PROBLEM DESCRIPTION
Print out the full listing below, word for word.
Top of EXERCISE DATA
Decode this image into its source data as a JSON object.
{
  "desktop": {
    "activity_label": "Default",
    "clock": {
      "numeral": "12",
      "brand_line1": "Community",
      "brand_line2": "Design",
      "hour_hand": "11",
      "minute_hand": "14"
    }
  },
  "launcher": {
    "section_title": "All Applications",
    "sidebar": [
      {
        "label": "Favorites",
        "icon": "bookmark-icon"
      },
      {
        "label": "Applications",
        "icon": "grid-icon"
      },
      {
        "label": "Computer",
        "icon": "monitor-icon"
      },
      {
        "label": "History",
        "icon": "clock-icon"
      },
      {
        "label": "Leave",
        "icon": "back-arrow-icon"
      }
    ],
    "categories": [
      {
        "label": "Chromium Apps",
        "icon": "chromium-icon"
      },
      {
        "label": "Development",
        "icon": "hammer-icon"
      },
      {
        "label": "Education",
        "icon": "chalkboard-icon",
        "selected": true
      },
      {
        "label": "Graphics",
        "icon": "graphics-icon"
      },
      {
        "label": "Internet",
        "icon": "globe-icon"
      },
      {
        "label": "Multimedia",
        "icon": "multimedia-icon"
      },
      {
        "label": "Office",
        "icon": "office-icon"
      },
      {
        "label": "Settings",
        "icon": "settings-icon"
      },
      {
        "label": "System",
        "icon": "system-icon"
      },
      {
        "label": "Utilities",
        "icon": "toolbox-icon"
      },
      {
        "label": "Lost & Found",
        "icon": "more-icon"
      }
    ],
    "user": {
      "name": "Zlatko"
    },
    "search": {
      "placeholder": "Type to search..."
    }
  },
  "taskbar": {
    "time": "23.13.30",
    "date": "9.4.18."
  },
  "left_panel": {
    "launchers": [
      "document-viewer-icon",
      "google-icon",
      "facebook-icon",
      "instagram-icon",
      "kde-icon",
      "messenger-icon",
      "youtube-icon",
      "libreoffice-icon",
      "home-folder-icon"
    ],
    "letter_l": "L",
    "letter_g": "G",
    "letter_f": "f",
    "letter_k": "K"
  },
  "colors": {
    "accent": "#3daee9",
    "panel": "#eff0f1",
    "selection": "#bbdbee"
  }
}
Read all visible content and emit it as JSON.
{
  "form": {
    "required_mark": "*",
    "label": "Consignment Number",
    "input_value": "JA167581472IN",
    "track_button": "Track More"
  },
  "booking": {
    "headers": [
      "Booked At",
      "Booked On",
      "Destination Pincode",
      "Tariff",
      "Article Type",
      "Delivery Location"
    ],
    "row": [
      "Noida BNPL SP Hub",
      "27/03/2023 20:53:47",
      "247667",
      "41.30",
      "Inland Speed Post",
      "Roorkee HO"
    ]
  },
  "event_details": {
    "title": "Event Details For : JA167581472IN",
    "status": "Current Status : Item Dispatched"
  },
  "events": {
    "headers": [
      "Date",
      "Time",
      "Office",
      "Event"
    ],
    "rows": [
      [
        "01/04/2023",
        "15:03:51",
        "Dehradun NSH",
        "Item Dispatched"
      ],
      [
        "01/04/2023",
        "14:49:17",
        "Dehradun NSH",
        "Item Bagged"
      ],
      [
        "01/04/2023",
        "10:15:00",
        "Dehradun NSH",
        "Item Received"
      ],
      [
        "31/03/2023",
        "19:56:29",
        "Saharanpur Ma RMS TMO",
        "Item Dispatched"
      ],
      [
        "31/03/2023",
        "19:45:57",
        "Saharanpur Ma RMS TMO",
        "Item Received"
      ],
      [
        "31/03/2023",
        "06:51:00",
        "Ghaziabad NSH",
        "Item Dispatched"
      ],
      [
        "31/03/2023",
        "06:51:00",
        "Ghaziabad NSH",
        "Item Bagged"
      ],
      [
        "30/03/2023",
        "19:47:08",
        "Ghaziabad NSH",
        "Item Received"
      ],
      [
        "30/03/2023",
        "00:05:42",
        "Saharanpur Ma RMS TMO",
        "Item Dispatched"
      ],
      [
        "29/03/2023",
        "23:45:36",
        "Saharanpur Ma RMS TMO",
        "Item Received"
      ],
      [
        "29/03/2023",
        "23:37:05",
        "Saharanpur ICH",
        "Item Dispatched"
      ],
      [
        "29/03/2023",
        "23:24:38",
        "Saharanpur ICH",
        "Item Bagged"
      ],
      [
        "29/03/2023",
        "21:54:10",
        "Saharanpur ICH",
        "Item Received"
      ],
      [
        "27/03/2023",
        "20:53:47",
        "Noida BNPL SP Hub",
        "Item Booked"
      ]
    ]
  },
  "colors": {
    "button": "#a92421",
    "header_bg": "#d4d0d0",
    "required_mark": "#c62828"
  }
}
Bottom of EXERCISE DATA
ANSWER SPACE
Decode this image into its source data as a JSON object.
{
  "desktop": {
    "activity_label": "Default",
    "clock": {
      "numeral": "12",
      "brand_line1": "Community",
      "brand_line2": "Design",
      "hour_hand": "11",
      "minute_hand": "14"
    }
  },
  "launcher": {
    "section_title": "All Applications",
    "sidebar": [
      {
        "label": "Favorites",
        "icon": "bookmark-icon"
      },
      {
        "label": "Applications",
        "icon": "grid-icon"
      },
      {
        "label": "Computer",
        "icon": "monitor-icon"
      },
      {
        "label": "History",
        "icon": "clock-icon"
      },
      {
        "label": "Leave",
        "icon": "back-arrow-icon"
      }
    ],
    "categories": [
      {
        "label": "Chromium Apps",
        "icon": "chromium-icon"
      },
      {
        "label": "Development",
        "icon": "hammer-icon"
      },
      {
        "label": "Education",
        "icon": "chalkboard-icon",
        "selected": true
      },
      {
        "label": "Graphics",
        "icon": "graphics-icon"
      },
      {
        "label": "Internet",
        "icon": "globe-icon"
      },
      {
        "label": "Multimedia",
        "icon": "multimedia-icon"
      },
      {
        "label": "Office",
        "icon": "office-icon"
      },
      {
        "label": "Settings",
        "icon": "settings-icon"
      },
      {
        "label": "System",
        "icon": "system-icon"
      },
      {
        "label": "Utilities",
        "icon": "toolbox-icon"
      },
      {
        "label": "Lost & Found",
        "icon": "more-icon"
      }
    ],
    "user": {
      "name": "Zlatko"
    },
    "search": {
      "placeholder": "Type to search..."
    }
  },
  "taskbar": {
    "time": "23.13.30",
    "date": "9.4.18."
  },
  "left_panel": {
    "launchers": [
      "document-viewer-icon",
      "google-icon",
      "facebook-icon",
      "instagram-icon",
      "kde-icon",
      "messenger-icon",
      "youtube-icon",
      "libreoffice-icon",
      "home-folder-icon"
    ],
    "letter_l": "L",
    "letter_g": "G",
    "letter_f": "f",
    "letter_k": "K"
  },
  "colors": {
    "accent": "#3daee9",
    "panel": "#eff0f1",
    "selection": "#bbdbee"
  }
}
Read all visible content and emit it as JSON.
{
  "form": {
    "required_mark": "*",
    "label": "Consignment Number",
    "input_value": "JA167581472IN",
    "track_button": "Track More"
  },
  "booking": {
    "headers": [
      "Booked At",
      "Booked On",
      "Destination Pincode",
      "Tariff",
      "Article Type",
      "Delivery Location"
    ],
    "row": [
      "Noida BNPL SP Hub",
      "27/03/2023 20:53:47",
      "247667",
      "41.30",
      "Inland Speed Post",
      "Roorkee HO"
    ]
  },
  "event_details": {
    "title": "Event Details For : JA167581472IN",
    "status": "Current Status : Item Dispatched"
  },
  "events": {
    "headers": [
      "Date",
      "Time",
      "Office",
      "Event"
    ],
    "rows": [
      [
        "01/04/2023",
        "15:03:51",
        "Dehradun NSH",
        "Item Dispatched"
      ],
      [
        "01/04/2023",
        "14:49:17",
        "Dehradun NSH",
        "Item Bagged"
      ],
      [
        "01/04/2023",
        "10:15:00",
        "Dehradun NSH",
        "Item Received"
      ],
      [
        "31/03/2023",
        "19:56:29",
        "Saharanpur Ma RMS TMO",
        "Item Dispatched"
      ],
      [
        "31/03/2023",
        "19:45:57",
        "Saharanpur Ma RMS TMO",
        "Item Received"
      ],
      [
        "31/03/2023",
        "06:51:00",
        "Ghaziabad NSH",
        "Item Dispatched"
      ],
      [
        "31/03/2023",
        "06:51:00",
        "Ghaziabad NSH",
        "Item Bagged"
      ],
      [
        "30/03/2023",
        "19:47:08",
        "Ghaziabad NSH",
        "Item Received"
      ],
      [
        "30/03/2023",
        "00:05:42",
        "Saharanpur Ma RMS TMO",
        "Item Dispatched"
      ],
      [
        "29/03/2023",
        "23:45:36",
        "Saharanpur Ma RMS TMO",
        "Item Received"
      ],
      [
        "29/03/2023",
        "23:37:05",
        "Saharanpur ICH",
        "Item Dispatched"
      ],
      [
        "29/03/2023",
        "23:24:38",
        "Saharanpur ICH",
        "Item Bagged"
      ],
      [
        "29/03/2023",
        "21:54:10",
        "Saharanpur ICH",
        "Item Received"
      ],
      [
        "27/03/2023",
        "20:53:47",
        "Noida BNPL SP Hub",
        "Item Booked"
      ]
    ]
  },
  "colors": {
    "button": "#a92421",
    "header_bg": "#d4d0d0",
    "required_mark": "#c62828"
  }
}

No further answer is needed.